He reorganised Egyptian society, streamlined the economy, trained a professional bureaucracy, and built a modern military. He bolstered the agricultural sector, and built an industrial base for Egypt.

By the end of the 1830s, Egypt’s war industries had constructed nine 100-gun warships and were turning out 1,600 muskets a month.  He sent promising citizens to Europe to study European languages, so they could translate military manuals into Arabic. He used both educated Egyptians and imported European experts to establish schools and hospitals in Egypt.

Mohamed Ali Mosque in Cairo

Ismail Pasha, known as Isma’il the Magnificent, was the khedive of Egypt and Sudan from 1863 to 1879.

He modernised Egypt and Sudan, investing in industrial and economic development, urbanisation, the expansion of the country’s boundaries in Africa, remodelled the customs system and the, stimulating commercial progress, created a sugar industry, built palaces, entertained lavishly, and maintained an opera and a theatre.

He expanded Cairo, building a new quarter of the city on its western edge modelled after Paris.

Khedive Ismail statue in Alexandria

He launched a vast railway building project that saw Egypt and Sudan rise from having virtually none to the most railways per habitable kilometre of any nation in the world. Ismail tried to reduce slave trading and extended Egypt’s rule in Africa. 

Gamal Abdel-Nasser Hussein (1918–1970) was President of Egypt from 1956 until his death.

He planned the 1952 overthrow of the monarchy, and was deputy prime minister in the new government. After a 1954 Muslim Brotherhood-led attempt on his life, he ordered a crackdown on the organisation and assumed executive office.

Nasser made Egypt independent of British influence, and the country became a major power in the developing world under his leadership. He established social justice and ordinary citizens enjoyed access to housing, education, jobs, health services and nourishment.

President Nasser addressing the crowds

Egypt experienced a ‘golden age’ of culture during Nasser’s presidency, particularly in film, television, theatre, radio, literature, fine arts, comedy, poetry, and music.  Nasser was known for his intimate relationship with ordinary Egyptians and gave 1,359 speeches between 1953 and 1970, a record for any Egyptian head of state.

Anwar Sadat

Muhamad Anwar Al-Sadat (1918–1981) was the third President of Egypt, serving from October 1970 until his assassination on 6 October 1981.

Sadat was a senior member of the Free Officers in the Egyptian Revolution of 1952, and a close confidant of President Gamal Abdel-Nasser, under whom he served as Vice President twice and whom he succeeded as President in 1970. 

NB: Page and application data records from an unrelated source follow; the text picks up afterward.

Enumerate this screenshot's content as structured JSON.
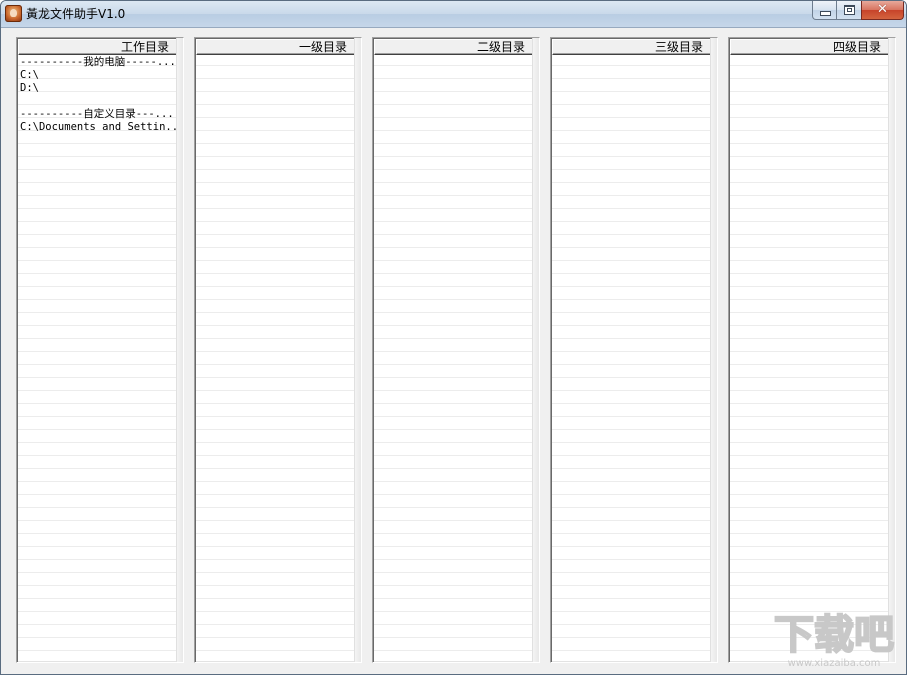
{
  "window": {
    "title": "黃龙文件助手V1.0"
  },
  "panels": [
    {
      "header": "工作目录",
      "items": [
        "----------我的电脑-----...",
        "C:\\",
        "D:\\",
        "",
        "----------自定义目录---...",
        "C:\\Documents and Settin..."
      ]
    },
    {
      "header": "一级目录",
      "items": []
    },
    {
      "header": "二级目录",
      "items": []
    },
    {
      "header": "三级目录",
      "items": []
    },
    {
      "header": "四级目录",
      "items": []
    }
  ],
  "watermark": {
    "main_text": "下载吧",
    "sub_text": "www.xiazaiba.com"
  },
  "colors": {
    "titlebar_top": "#dde8f3",
    "close_button": "#c7432a",
    "list_background": "#ffffff",
    "row_line": "#ececec",
    "watermark": "#c8c8c8"
  },
  "icons": {
    "app": "app-logo-icon",
    "minimize": "minimize-icon",
    "maximize": "maximize-icon",
    "close": "close-icon"
  }
}
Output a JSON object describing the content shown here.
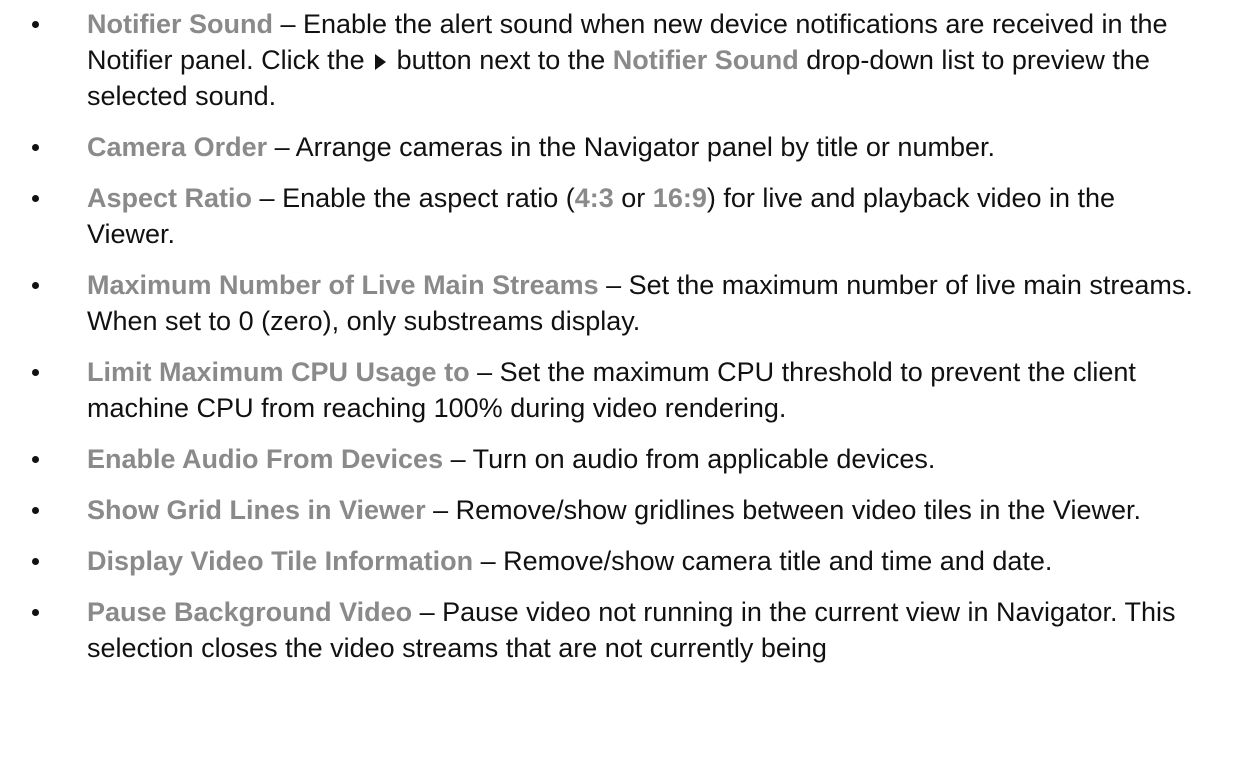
{
  "items": [
    {
      "term": "Notifier Sound",
      "text_a": " – Enable the alert sound when new device notifications are received in the Notifier panel. Click the ",
      "icon": "play-icon",
      "text_b": " button next to the ",
      "term_b": "Notifier Sound",
      "text_c": " drop-down list to preview the selected sound."
    },
    {
      "term": "Camera Order",
      "text": " – Arrange cameras in the Navigator panel by title or number."
    },
    {
      "term": "Aspect Ratio",
      "text_a": " – Enable the aspect ratio (",
      "term_b": "4:3",
      "text_b": " or ",
      "term_c": "16:9",
      "text_c": ") for live and playback video in the Viewer."
    },
    {
      "term": "Maximum Number of Live Main Streams",
      "text": " – Set the maximum number of live main streams. When set to 0 (zero), only substreams display."
    },
    {
      "term": "Limit Maximum CPU Usage to",
      "text": " – Set the maximum CPU threshold to prevent the client machine CPU from reaching 100% during video rendering."
    },
    {
      "term": "Enable Audio From Devices",
      "text": " – Turn on audio from applicable devices."
    },
    {
      "term": "Show Grid Lines in Viewer",
      "text": " – Remove/show gridlines between video tiles in the Viewer."
    },
    {
      "term": "Display Video Tile Information",
      "text": " – Remove/show camera title and time and date."
    },
    {
      "term": "Pause Background Video",
      "text": " – Pause video not running in the current view in Navigator. This selection closes the video streams that are not currently being"
    }
  ],
  "colors": {
    "term": "#8a8a8a",
    "body_text": "#111111"
  }
}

Though his country faced internal economic instability, Sadat was awarded the 1978 Nobel Peace Prize for entering into peace agreements with Israel. He was assassinated soon after on 6 October 1981, in Cairo.

President Sadat, US President Carter and Israeli Prime Minister Begin shake hands

Egypt has an especially glorious history, and an equally impressive repertoire of dynamic distinctive leaders. From the valiant warriors of antiquity, administrative ingenuity, and forward thinking bridge builders, Egypt now looks ahead to its next historic chapter.

It is with great hope that the Egyptian citizenry and the international community alike welcome a new successful leader in Abdel-Fattah Al-Sisi.